■ Provided data
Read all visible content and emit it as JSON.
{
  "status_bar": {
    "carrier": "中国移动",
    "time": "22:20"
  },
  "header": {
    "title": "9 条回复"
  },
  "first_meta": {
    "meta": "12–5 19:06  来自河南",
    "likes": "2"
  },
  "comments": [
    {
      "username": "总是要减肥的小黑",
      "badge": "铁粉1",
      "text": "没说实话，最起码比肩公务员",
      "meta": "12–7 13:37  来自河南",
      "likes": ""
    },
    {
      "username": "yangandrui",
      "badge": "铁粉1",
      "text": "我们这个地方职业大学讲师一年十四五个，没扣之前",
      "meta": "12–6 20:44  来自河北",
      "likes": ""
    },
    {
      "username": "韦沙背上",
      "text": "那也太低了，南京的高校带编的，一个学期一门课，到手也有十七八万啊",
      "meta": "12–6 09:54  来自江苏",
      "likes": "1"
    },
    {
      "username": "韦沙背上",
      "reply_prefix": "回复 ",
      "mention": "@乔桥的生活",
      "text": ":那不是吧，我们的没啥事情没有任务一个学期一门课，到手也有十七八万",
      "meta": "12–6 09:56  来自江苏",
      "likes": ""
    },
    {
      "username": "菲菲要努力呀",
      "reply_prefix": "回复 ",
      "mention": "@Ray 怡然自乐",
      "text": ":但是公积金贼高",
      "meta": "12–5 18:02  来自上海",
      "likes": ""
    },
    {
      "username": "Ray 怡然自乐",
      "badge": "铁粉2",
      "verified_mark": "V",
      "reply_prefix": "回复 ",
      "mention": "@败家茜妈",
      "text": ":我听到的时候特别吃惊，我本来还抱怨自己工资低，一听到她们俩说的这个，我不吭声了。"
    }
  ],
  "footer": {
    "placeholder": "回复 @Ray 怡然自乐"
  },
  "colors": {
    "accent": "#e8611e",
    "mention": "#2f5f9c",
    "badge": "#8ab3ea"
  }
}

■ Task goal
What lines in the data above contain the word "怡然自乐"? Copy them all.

■ Solution to this exercise
      "mention": "@Ray 怡然自乐",
      "username": "Ray 怡然自乐",
    "placeholder": "回复 @Ray 怡然自乐"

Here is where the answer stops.